CERN has already contributed one massive jump for progress in the World Wide Web coming from Tim Berners Lee, as well as the development if high magnetic fields and the dealing with huge amounts of data from the experiments.
CERN is currently shut down so that it can be upgraded to produce even higher energies, it opens again next year and the first priority for the team will be to clarify that the Higgs particle is behaving exactly as its theory suggested.
“At the moment we have identified a cow in a field but we need to know what sort of cow it is
The higher energy from the upgrade will allow greater magnification of the atom and one theory suggests that dark matter may be able to be produced.Dark matter is what it says on the tin, it exists almost certainly, the evidence for it is almost one hundred per cent but because it is dark, ie it does not emit light, we cannot at the moment see it.
The collider exhibition will give a sense to the public of the excitement of being involved at CERN. It is says Professor Forshaw, the pinnacle of civilisation at the moment, an across the world enterprise which ignores political and racial boundaries.
For the world to be focused on looking at what it is made of should surely be part of our cultural legacy long into the future.It is one of the great things that civilisation has achieved
Now a piece of CERN has come to Manchester and visitors to the exhibition at MOSI will be entering the auditorium on the day that the Higgs Bosom particle was discovered and will be given a flavour of what the scientists were doing at the time.Voices of those who built it will explain the different types of equipment being used and the visitor will get an idea of what it is like to actually stand in a part of the accelerator itself
But back finally to the Higgs Bosom.Calling it the God particle he says is pure hype but does the work at CERN mean that there is or there isn’t a God.Jeff himself says he is agnostic.There are two ways in which exploring the universe and its origins could be taken.In one the very fact that our universe is structured with universal rules could suggest that a higher being may have set those rules.There may be just the one universe in which we exist because the rules allow us to, or they may be replicated, many being born in a quantum flash before existing for nano seconds only before being extinguished by their own set of rules.

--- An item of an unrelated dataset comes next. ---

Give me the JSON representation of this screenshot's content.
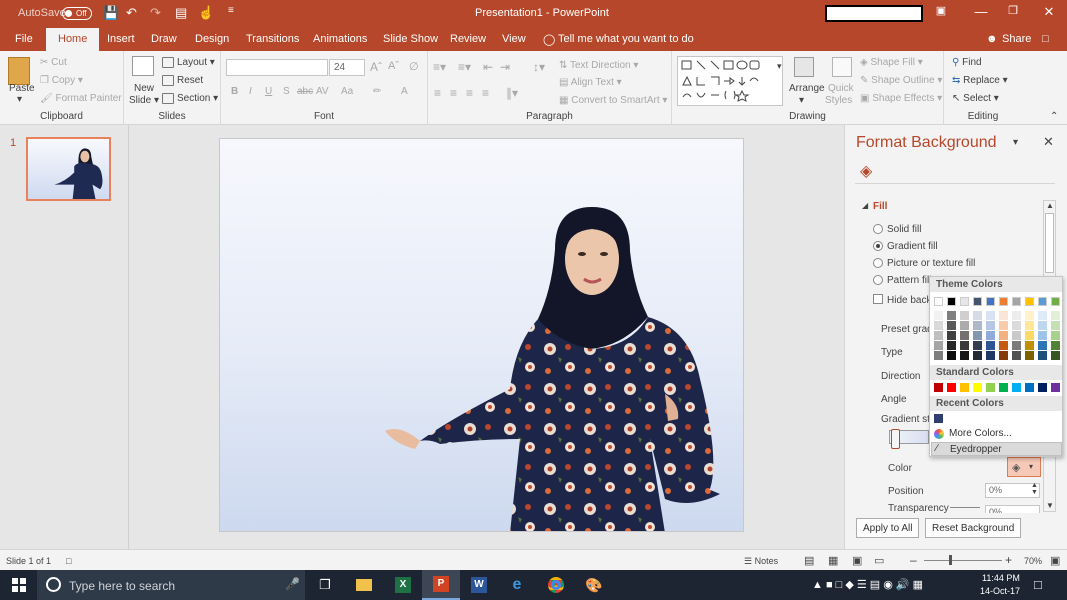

We shall, says Jeff, almost certainly never know the answer to that one